On Friday, I went to Winchester for the Youth Libraries Group Unconference. There’s something so very Alice in Wonderland about the word ‘unconference’, which set a happy tone before I even arrived. The weather was lovely – this is rare in London – and my train was almost on time (ditto). In the Winchester Discovery Centre, which is a lovely library, fifty five lovely librarians and around twelve authors and illustrators had gathered to talk about books and getting children reading, and that, to me, is a day well spent. Julia Eccleshare’s keynote talk was so interesting: she said she was invited recently as part of a delegation to a Middle Eastern country where a Sultan wanted to initiate a culture of reading, which his country didn’t have, and asked how best to do it. The keys, we all agreed, were parents reading to children, and the right books. I told my children about this talk, and the books from our childhood and how important they are, and they ran upstairs to get all their picture books off the shelves, and they read them together in the garden. And my children are 20,18, 15 and 13.
But back to the Unconference. The thing is, as an author, you get five minutes to speak. This must happen in the Oscars all the time, but you forget what you wanted to say and you have so little time and it runs out so quickly. I heard recently that instead of actors and producers standing up and reciting a list of people they’d like to thank, they’re going to have the names of all involved in the film on a screen behind them because people invariably forget half of those they need to mention, upset folk, cause a rumpus and/or burst into tears and can’t say anything much. I thankfully didn’t do that but give me an Oscar and I can’t promise I won’t.
What I WANTED to say was that YLG and libraries in general are crucial, undersupported and underfunded. I wanted to say thank you to YLG and all the librarians across the country (and the world), firstly for inviting me along but crucially, for championing my books (and all books, in fact). I wanted to say thank you for the reviews, for handing my books to children, and for doing what you’re doing with such passion, love and energy.
I WANTED to say that both of my books are about identity, belonging, being different and diverse families. That I love doing school and library visits and would be happy to do more; that I show photos and talk about writing what you love, about children who are mixed race, growing up without fathers, about orphanages in Asia and my trip to Cambodia with my son last summer, about being small and samurai swords and following your dreams, even if obstacles block your way, and about who we are and how we treat other people. All this fits in with certain key parts of the National Curriculum (see the tab labelled ‘school visits’ on this site).
Did I say any of that? No. I did not. I did say other things but five minutes is not very long and I spent the whole journey home wishing I’d said what I intended to say. So I’m saying it here.

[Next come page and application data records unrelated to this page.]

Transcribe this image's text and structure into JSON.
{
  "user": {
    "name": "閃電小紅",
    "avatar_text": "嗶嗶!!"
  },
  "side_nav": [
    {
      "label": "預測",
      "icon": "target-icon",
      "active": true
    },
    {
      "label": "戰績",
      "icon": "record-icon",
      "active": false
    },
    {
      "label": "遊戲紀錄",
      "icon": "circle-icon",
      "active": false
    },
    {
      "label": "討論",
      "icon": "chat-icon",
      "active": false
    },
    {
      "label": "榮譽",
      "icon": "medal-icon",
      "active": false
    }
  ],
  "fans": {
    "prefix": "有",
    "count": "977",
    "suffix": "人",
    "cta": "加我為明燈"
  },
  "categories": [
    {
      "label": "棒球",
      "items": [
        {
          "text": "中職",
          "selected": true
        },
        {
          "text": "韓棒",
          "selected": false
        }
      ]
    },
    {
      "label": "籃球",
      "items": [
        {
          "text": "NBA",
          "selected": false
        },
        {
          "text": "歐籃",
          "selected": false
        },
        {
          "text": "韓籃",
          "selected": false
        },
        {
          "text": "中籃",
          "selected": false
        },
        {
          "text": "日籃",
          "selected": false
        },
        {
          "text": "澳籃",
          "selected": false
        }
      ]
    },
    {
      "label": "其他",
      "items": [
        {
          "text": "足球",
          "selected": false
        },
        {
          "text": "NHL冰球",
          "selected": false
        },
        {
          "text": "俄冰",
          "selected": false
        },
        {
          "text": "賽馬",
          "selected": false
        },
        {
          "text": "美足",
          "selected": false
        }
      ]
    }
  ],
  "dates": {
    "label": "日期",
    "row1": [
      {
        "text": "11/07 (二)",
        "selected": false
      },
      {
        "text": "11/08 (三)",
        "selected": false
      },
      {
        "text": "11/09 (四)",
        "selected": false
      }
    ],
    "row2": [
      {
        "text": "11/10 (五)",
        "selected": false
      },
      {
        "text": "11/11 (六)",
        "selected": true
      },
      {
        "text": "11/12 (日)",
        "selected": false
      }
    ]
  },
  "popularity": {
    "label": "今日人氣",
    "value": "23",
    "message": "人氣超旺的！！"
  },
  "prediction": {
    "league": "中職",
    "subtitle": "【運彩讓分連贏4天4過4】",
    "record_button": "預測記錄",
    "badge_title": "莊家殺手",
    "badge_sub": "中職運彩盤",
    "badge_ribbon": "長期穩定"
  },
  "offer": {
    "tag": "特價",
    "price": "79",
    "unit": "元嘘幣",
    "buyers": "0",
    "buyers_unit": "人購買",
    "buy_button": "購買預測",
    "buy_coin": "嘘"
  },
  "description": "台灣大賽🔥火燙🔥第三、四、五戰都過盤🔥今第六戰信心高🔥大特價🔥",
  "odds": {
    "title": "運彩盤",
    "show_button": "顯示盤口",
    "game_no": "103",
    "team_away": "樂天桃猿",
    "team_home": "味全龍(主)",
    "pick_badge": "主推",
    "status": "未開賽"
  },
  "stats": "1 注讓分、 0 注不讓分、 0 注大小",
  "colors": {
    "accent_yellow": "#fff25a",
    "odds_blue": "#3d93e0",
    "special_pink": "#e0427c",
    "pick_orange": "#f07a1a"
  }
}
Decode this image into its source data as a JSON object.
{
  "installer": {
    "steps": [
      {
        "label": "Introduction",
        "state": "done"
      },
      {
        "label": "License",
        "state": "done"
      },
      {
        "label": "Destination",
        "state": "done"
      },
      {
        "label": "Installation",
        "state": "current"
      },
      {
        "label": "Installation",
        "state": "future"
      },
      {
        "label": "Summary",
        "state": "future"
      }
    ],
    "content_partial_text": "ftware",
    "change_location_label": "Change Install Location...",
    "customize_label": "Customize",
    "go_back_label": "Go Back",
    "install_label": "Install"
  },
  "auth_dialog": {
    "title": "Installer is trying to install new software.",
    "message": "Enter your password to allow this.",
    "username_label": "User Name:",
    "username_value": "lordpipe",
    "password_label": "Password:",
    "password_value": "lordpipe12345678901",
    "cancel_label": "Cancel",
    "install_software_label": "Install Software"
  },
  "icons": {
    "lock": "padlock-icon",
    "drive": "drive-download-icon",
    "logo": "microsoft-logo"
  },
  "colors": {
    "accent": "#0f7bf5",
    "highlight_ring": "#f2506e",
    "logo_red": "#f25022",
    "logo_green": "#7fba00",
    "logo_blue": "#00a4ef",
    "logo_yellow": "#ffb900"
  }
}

YLG thank you. Librarians, thank you. The Reading Agency, thank you. Reviewers and bloggers and teachers – all of you. Thank you. Here is a photo of me in my tutu, dressed as Dara Palmer, talking about my books (I must have said something funny because MG Leonard is cracking up).
I’m sure I’ve forgotten to say something. I’ll no doubt think of it later…